Erasmus MC: University Medical Center Rotterdam

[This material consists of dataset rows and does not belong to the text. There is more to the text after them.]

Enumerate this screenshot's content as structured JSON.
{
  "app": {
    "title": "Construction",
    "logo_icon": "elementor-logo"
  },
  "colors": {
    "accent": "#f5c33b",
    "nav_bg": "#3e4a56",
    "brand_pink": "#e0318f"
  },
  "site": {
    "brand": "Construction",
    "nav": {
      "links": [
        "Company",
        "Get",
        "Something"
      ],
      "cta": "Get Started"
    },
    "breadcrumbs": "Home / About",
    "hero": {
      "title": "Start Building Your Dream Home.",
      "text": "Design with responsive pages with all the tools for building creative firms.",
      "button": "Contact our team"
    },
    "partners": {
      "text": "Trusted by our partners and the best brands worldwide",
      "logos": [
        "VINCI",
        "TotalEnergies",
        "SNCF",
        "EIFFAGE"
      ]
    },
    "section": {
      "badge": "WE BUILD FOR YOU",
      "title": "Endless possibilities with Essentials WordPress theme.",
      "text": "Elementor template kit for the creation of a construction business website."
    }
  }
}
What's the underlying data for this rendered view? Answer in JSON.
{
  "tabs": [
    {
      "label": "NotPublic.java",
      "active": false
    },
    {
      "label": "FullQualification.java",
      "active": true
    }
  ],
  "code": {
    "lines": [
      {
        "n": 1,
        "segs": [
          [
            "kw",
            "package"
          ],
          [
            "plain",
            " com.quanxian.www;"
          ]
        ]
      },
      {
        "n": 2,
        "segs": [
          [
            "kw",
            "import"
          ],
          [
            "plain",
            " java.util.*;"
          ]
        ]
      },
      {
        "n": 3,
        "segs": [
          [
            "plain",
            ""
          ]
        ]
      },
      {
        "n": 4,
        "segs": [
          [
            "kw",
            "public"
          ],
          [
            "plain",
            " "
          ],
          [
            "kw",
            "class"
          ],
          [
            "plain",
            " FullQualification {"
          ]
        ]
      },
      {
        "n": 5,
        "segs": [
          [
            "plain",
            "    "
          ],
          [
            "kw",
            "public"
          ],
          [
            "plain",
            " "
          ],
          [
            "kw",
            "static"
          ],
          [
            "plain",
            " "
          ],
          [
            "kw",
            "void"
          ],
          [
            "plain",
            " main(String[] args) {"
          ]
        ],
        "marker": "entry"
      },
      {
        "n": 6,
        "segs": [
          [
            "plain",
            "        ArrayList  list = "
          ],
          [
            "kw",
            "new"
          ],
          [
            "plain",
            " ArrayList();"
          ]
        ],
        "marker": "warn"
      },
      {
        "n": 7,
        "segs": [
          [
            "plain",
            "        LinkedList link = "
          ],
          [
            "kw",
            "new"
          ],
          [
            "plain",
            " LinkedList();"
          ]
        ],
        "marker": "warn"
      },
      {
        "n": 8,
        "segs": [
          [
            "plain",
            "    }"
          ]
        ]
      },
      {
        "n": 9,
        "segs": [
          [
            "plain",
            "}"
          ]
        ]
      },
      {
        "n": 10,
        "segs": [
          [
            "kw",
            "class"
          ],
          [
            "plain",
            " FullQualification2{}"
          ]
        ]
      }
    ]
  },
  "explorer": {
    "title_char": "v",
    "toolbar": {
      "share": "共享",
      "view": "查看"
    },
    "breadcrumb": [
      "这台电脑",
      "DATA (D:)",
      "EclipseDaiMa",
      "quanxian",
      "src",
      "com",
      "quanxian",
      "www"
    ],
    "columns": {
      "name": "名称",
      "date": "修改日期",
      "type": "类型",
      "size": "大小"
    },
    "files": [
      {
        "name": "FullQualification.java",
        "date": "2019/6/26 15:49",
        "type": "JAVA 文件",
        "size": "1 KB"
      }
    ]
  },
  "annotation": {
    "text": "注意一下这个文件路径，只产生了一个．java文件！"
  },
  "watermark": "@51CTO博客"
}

Driessen, M.T, Koppes, L.L.J, Veldhuis, L, Samoocha, D, & Twisk, J.W.R. (2009). Coffee consumption is not related to the metabolic syndrome at the age of 36 years: The Amsterdam Growth and Health Longitudinal Study. European Journal of Clinical Nutrition, 63(4), 536–542. doi:10.1038/ejcn.2008.6